> Directions for this task:
List every line below containing "heading".

Task inputs START

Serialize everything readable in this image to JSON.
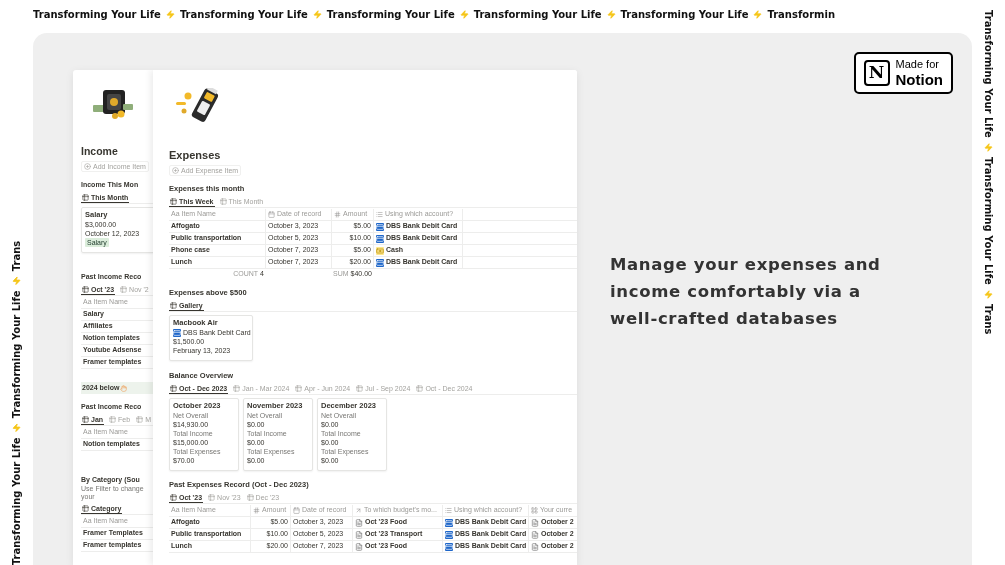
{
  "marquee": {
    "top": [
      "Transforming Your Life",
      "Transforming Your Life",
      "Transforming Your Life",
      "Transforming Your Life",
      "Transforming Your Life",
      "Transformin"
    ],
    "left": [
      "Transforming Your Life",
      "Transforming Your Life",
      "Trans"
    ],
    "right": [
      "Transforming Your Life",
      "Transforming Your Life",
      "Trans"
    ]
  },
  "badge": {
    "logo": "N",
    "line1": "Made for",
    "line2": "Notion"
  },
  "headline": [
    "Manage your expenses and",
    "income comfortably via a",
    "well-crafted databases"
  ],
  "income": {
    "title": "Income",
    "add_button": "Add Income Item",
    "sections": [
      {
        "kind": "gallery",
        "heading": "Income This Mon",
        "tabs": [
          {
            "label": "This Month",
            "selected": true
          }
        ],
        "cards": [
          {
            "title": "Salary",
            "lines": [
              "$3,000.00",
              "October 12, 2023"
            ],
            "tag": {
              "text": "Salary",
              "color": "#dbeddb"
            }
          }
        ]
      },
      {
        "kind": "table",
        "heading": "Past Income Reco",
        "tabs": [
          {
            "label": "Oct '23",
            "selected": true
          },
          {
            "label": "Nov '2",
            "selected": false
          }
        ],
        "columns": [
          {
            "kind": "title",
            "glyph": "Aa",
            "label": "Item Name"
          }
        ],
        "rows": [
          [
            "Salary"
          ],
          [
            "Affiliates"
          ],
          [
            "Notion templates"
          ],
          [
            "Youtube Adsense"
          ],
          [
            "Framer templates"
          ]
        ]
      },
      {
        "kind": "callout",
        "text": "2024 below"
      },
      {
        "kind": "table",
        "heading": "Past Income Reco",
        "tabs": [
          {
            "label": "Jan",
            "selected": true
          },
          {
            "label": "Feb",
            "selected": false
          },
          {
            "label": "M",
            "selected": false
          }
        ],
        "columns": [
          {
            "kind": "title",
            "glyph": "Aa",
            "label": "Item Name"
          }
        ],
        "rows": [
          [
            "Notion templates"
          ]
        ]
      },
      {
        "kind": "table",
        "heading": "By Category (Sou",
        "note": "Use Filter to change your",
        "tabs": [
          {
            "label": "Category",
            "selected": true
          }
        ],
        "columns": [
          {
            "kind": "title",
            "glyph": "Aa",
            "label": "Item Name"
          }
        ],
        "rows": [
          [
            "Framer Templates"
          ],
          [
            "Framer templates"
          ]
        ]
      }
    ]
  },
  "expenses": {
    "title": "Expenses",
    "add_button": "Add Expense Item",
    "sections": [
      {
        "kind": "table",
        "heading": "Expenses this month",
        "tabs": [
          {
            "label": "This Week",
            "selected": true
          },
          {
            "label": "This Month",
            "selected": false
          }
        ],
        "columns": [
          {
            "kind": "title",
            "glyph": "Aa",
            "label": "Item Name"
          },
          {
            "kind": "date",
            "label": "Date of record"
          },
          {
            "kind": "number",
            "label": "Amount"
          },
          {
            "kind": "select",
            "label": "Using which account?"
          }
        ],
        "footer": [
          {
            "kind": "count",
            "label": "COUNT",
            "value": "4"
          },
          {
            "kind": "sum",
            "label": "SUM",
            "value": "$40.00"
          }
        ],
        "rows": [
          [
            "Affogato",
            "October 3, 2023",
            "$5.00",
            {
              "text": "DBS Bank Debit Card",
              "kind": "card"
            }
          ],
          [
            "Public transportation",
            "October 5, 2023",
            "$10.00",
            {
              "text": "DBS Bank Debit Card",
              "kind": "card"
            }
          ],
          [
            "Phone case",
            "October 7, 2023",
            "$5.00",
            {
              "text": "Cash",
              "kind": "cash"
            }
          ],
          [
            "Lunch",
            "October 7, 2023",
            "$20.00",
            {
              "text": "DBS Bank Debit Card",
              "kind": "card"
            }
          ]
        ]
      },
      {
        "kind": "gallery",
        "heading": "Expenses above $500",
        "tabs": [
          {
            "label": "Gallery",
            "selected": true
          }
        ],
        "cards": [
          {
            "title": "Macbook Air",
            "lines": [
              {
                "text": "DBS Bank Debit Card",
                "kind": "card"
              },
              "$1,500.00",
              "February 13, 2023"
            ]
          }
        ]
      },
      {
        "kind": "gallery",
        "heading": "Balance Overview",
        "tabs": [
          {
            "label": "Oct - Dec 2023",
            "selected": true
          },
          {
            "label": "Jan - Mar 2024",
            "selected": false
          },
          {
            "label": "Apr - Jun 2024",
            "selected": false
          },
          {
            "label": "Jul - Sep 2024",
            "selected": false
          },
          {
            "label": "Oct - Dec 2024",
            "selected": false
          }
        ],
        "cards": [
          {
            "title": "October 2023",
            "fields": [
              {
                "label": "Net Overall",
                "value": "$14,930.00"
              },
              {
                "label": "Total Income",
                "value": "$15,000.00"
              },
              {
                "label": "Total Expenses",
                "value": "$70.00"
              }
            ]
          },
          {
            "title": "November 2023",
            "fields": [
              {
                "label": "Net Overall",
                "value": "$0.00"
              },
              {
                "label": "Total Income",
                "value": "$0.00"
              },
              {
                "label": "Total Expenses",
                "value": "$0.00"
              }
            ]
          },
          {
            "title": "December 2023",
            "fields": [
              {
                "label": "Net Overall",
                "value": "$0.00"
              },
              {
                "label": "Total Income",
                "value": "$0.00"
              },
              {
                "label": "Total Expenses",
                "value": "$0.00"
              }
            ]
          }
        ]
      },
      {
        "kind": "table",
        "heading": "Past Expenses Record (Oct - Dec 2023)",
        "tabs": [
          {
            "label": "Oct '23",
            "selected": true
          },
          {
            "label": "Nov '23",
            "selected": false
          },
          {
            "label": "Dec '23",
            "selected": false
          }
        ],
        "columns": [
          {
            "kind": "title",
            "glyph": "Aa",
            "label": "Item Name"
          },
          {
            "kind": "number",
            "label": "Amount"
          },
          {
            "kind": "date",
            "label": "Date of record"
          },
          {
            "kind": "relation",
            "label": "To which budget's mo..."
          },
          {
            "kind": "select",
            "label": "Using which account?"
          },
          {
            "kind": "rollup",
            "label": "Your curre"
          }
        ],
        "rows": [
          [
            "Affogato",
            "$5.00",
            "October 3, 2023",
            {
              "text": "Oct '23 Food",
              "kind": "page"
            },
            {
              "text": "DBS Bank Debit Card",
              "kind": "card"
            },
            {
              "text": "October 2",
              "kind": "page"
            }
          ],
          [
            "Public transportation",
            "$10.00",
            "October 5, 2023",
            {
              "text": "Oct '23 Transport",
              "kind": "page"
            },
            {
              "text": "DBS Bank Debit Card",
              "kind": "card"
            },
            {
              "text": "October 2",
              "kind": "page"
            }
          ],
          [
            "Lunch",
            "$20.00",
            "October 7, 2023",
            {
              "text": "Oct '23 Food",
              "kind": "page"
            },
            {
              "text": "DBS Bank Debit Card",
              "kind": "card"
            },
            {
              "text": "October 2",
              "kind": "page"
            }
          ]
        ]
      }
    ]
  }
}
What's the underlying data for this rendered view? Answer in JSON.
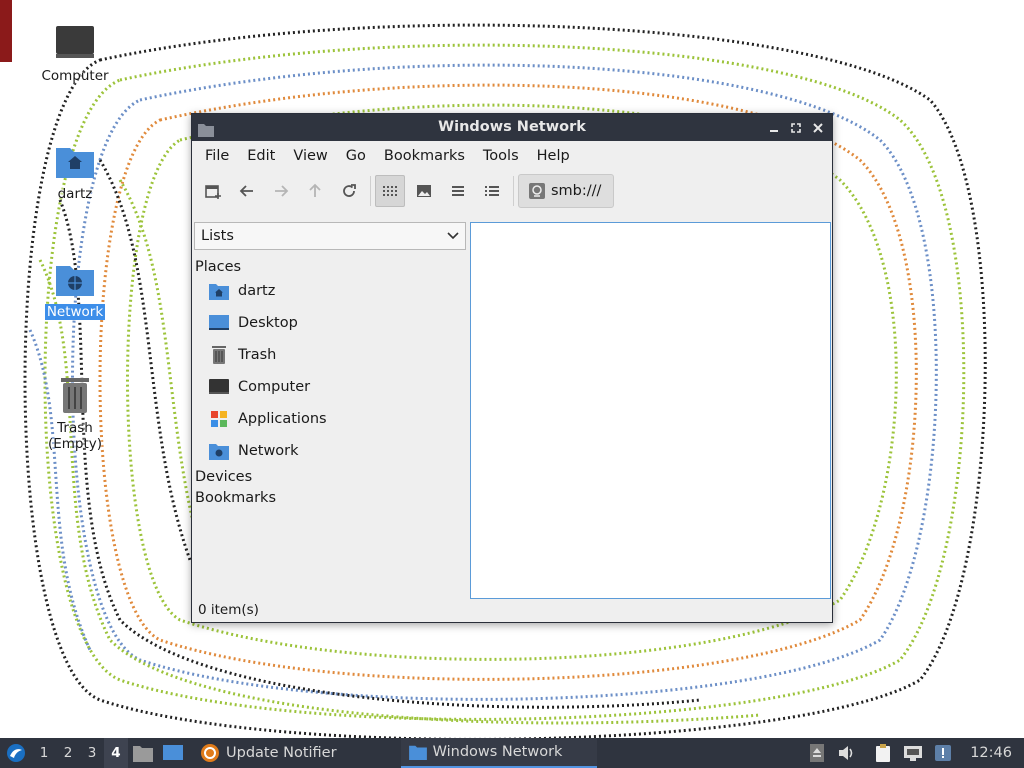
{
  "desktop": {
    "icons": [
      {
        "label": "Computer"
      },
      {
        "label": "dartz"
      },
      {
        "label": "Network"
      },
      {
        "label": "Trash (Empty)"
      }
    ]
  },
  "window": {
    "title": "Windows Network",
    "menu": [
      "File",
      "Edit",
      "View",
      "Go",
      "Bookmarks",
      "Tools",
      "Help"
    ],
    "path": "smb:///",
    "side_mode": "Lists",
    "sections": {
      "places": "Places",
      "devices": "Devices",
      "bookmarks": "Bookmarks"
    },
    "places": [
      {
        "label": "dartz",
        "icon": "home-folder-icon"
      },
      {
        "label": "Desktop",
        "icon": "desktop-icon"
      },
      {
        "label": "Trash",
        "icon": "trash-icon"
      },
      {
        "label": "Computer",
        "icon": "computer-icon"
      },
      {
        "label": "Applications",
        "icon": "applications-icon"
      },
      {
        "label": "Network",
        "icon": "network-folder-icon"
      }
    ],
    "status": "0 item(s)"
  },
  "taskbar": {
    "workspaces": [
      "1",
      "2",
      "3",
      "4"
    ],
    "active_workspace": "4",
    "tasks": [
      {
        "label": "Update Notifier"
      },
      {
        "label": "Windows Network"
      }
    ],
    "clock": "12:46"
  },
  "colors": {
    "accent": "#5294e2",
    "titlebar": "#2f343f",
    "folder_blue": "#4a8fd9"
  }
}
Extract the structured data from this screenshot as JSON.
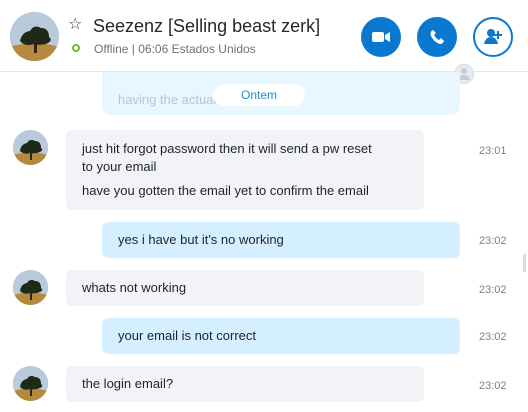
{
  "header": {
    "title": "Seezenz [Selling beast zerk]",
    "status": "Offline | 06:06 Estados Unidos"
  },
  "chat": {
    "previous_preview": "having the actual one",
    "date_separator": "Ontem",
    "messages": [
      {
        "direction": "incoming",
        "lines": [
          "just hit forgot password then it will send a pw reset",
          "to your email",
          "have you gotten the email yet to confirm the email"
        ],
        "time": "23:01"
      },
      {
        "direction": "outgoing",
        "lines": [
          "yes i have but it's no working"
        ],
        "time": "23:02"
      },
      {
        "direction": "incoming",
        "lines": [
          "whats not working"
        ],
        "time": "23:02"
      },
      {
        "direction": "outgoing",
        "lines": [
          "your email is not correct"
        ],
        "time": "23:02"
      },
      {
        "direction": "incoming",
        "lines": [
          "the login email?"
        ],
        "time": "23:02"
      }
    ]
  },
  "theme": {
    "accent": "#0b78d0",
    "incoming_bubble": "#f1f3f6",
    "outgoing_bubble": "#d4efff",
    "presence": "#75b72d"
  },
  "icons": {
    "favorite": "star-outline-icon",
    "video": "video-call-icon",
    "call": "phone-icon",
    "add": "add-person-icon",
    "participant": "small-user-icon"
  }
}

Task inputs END

> Expected output:
        "heading": "Income This Mon",
        "heading": "Past Income Reco",
        "heading": "Past Income Reco",
        "heading": "By Category (Sou",
        "heading": "Expenses this month",
        "heading": "Expenses above $500",
        "heading": "Balance Overview",
        "heading": "Past Expenses Record (Oct - Dec 2023)",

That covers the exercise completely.